Small or Shared Studios: 5 Ways to Make the Most of Cramped Craft Spaces
by Rachel Kalina
Inventor and artist Leonardo da Vinci is credited with saying, "Small rooms or dwellings discipline the mind; large ones weaken it." Considering his name is still a common reference centuries after he lived, let's take a cue from da Vinci and recognize that you don't need a giant or "perfect" jewelry-making studio to make the work you love. Whether you're faced with a tiny room or a shared space, you can carve out a niche that will allow your creativity to flourish.
Take into account the following five tips when planning or updating your jewelry-making studio.
1. Form and function. Particularly if you have a space that's also used as an office, guest room, living room, etc., the way you "storganize"–store and organize, my favorite made-up word!–your jewelry-making tools and supplies should embrace the two principles of form and function. For example, if you're working in a living room, use your supplies as decor. Fill antique glass jars with your beads and display them on a shelf. Arrange your completed or in-progress necklaces in a pretty shadowbox, and hang it on the wall as an ever-changing art piece. (Bonus: Your guests will be able to "ooh" and "aah" over your visible projects.) Or, gather a collection of Victorian jewelry boxes to adorn your coffee table while also storing jewelry-making findings.
2. Go vertical. Use your walls to free up floor space. Again, shadowboxes offer many options for display and storage that limit dust. If you'd rather not showcase your in-progress works, spotlight inspiring ephemera, strands of beads, samples of chain, or a collection of vintage brooches that are waiting to become necklace components. Alternatively, you could place decorative hooks directly on the wall for hanging strands.
Also incorporate shelves that match your room's decor or even cheap wooden cubes that can be painted. Store jewelry-making supplies in small patterned boxes, jars, or bowls on the shelves. A framed cork board covered in linen or a metal magnetic board on the wall can serve as your command center. Hang your recently purchased strands of gems or chains on it, along with magazine clippings and photos, for jewelry-making project inspiration. Turn a ribbon holder into a wire spool holder and attach it to the wall. There is even a wall-mounted desk that may be folded out only when you need it for your jewelry-making work surface.
3. Hide in plain sight. Make your furniture do double duty. Use an ottoman, storage bench, or coffee table to hold jewelry-making supplies. Secret away boxes of sheet metal and brass stampings in a cupboard or cabinet. Make the unit work for you by adding pegboard or corkboard to it so tools can dangle from the inside of the doors. Some cabinets come with pull-out desks, too. A bookcase outfitted with a simple tension rod and curtain allows you to organize jewelry-making tools (or not!) however you like, and then hide them from view with a quick tug.

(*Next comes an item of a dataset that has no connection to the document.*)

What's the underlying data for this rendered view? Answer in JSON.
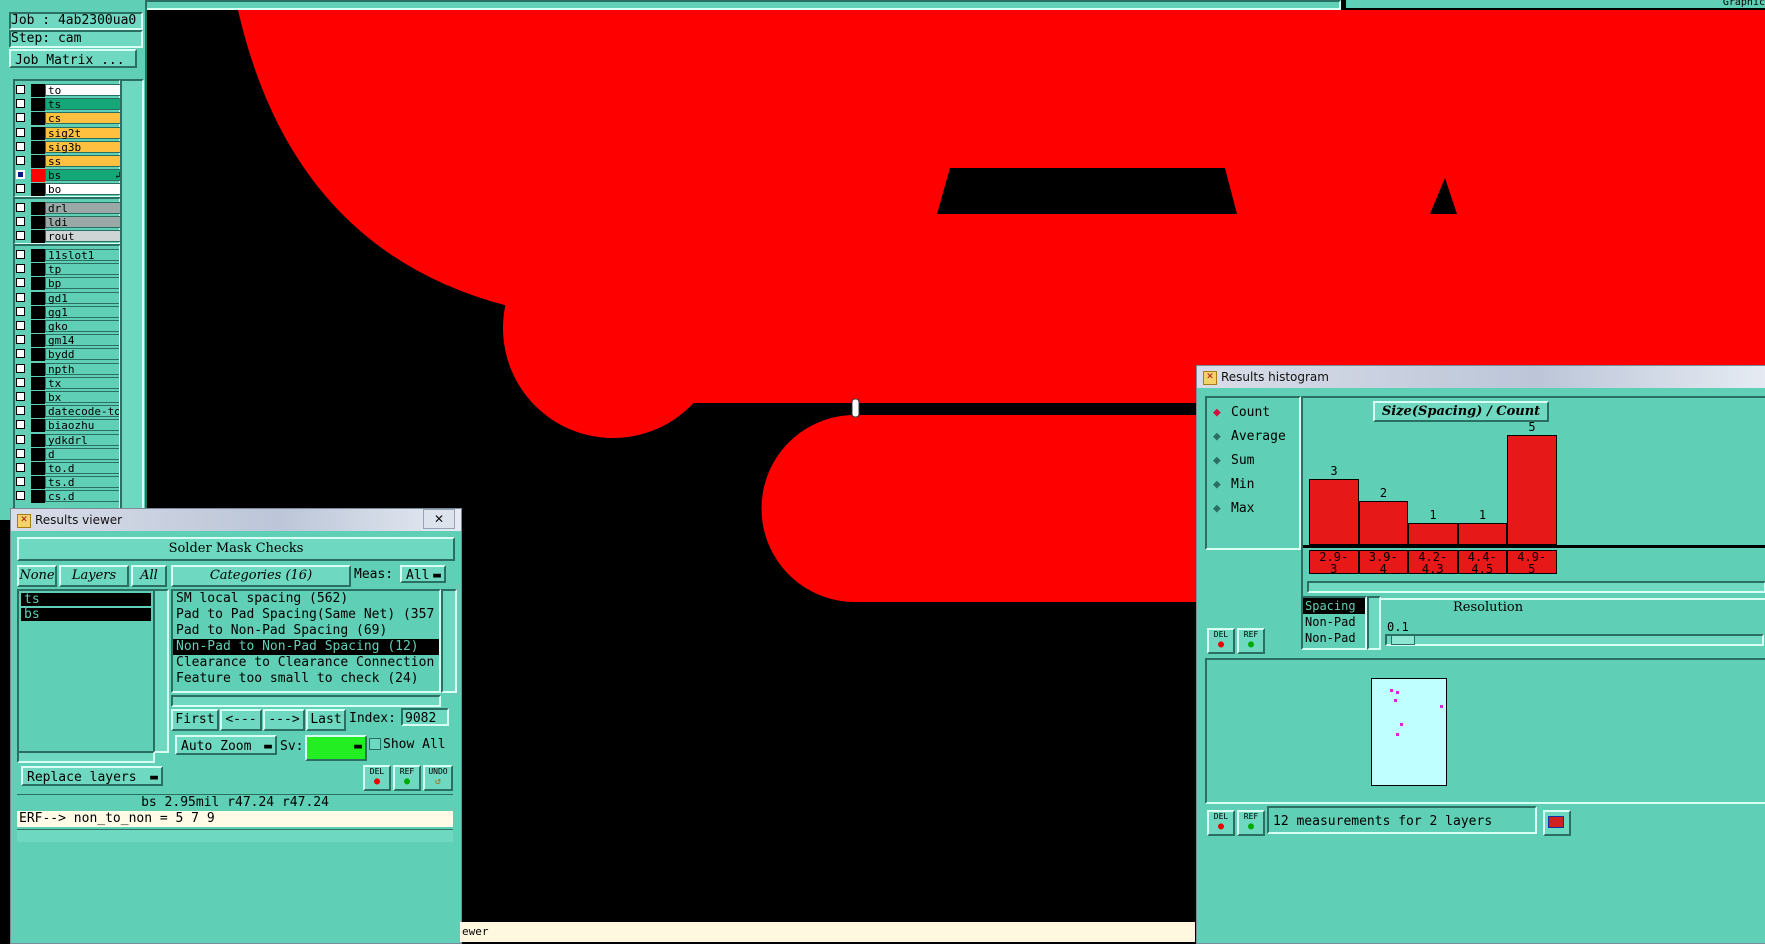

4. Get a mobile plan. Portable tool caddies and folding tables are wonderful for when you have to be flexible about your work surface or quickly tidy up. Trays are great for keeping works-in-progress with their essential materials, and they can be easily transported. Drawers with wheels and other units that allow for mobility will be an asset when you need to open up your work space or use it for another purpose.
5. Have a system. If you organize your beads, tools, and metals by color or material, you'll know in which general area to find them even when they are out of view. A small or shared space is likely to benefit from regular cleaning and sorting, too. Wrangle your works-in-progress into a large tray or basket once a week, and determine whether anything can go back into its rightful place.
Enjoy your space, keep thinking of innovative ways to improve its use, and remember that it's your creative time spent there–not the floor plan–that makes it a studio. —Rachel
Once you get your jewelry studio space in order, let your home-based jewelry business take off with tips and advice from jewelry business expert Cathleen McCarthy. In the How to Sell Jewelry Online: Collected Net Profits, 2010-2011 eBook, you'll get a compilation of 14 popular and helpful Net Profits articles on topics like:
- Google and search engine optimization (SEO)
- using social media sites Twitter, Facebook, and Pinterest to sell your jewelry online and off
- photography and Flickr
- selling jewelry at craft shows
- taking mobile payments
- and more!
All that in one convenient, instantly downloadable eBook! Download yours now.
P.S. You remember Rachel, right? She did a lovely Mother's Day kid-friendly button bracelet project for us. She is the owner of The Wood and Watch jewelry company and the editor-in-chief of ParentGuide magazine. She knows how to wield a flame to shape metal; loves to travel; and is passionate about art, antiques, and environmental conservation. Learn more about her at RachelKalina.com.